— Dataset records —
● ● ● ●

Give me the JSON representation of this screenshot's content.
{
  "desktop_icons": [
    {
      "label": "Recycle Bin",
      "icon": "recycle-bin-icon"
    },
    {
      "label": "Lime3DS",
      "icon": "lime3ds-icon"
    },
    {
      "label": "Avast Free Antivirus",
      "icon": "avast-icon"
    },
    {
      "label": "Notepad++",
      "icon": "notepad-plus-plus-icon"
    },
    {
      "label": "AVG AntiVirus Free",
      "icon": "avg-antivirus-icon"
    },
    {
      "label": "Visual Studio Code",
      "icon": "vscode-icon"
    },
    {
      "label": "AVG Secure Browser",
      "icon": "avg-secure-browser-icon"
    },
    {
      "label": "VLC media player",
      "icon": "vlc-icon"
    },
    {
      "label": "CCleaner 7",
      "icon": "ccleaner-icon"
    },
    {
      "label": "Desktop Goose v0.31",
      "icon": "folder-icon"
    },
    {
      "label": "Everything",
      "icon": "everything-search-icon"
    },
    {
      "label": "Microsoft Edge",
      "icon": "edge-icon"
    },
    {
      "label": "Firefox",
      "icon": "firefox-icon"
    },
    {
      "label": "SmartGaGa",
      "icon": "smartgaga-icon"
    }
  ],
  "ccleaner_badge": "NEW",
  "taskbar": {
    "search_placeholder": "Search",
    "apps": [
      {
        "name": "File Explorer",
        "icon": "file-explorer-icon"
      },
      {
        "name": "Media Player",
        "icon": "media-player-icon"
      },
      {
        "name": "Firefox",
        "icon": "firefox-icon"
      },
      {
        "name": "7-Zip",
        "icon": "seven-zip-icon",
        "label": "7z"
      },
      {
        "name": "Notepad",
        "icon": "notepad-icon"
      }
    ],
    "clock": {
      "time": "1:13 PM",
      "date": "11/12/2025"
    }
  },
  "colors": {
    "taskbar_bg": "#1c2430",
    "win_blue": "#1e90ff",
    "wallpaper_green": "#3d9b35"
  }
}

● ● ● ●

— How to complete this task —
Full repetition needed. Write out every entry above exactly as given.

— Written answer —
Give me the JSON representation of this screenshot's content.
{
  "desktop_icons": [
    {
      "label": "Recycle Bin",
      "icon": "recycle-bin-icon"
    },
    {
      "label": "Lime3DS",
      "icon": "lime3ds-icon"
    },
    {
      "label": "Avast Free Antivirus",
      "icon": "avast-icon"
    },
    {
      "label": "Notepad++",
      "icon": "notepad-plus-plus-icon"
    },
    {
      "label": "AVG AntiVirus Free",
      "icon": "avg-antivirus-icon"
    },
    {
      "label": "Visual Studio Code",
      "icon": "vscode-icon"
    },
    {
      "label": "AVG Secure Browser",
      "icon": "avg-secure-browser-icon"
    },
    {
      "label": "VLC media player",
      "icon": "vlc-icon"
    },
    {
      "label": "CCleaner 7",
      "icon": "ccleaner-icon"
    },
    {
      "label": "Desktop Goose v0.31",
      "icon": "folder-icon"
    },
    {
      "label": "Everything",
      "icon": "everything-search-icon"
    },
    {
      "label": "Microsoft Edge",
      "icon": "edge-icon"
    },
    {
      "label": "Firefox",
      "icon": "firefox-icon"
    },
    {
      "label": "SmartGaGa",
      "icon": "smartgaga-icon"
    }
  ],
  "ccleaner_badge": "NEW",
  "taskbar": {
    "search_placeholder": "Search",
    "apps": [
      {
        "name": "File Explorer",
        "icon": "file-explorer-icon"
      },
      {
        "name": "Media Player",
        "icon": "media-player-icon"
      },
      {
        "name": "Firefox",
        "icon": "firefox-icon"
      },
      {
        "name": "7-Zip",
        "icon": "seven-zip-icon",
        "label": "7z"
      },
      {
        "name": "Notepad",
        "icon": "notepad-icon"
      }
    ],
    "clock": {
      "time": "1:13 PM",
      "date": "11/12/2025"
    }
  },
  "colors": {
    "taskbar_bg": "#1c2430",
    "win_blue": "#1e90ff",
    "wallpaper_green": "#3d9b35"
  }
}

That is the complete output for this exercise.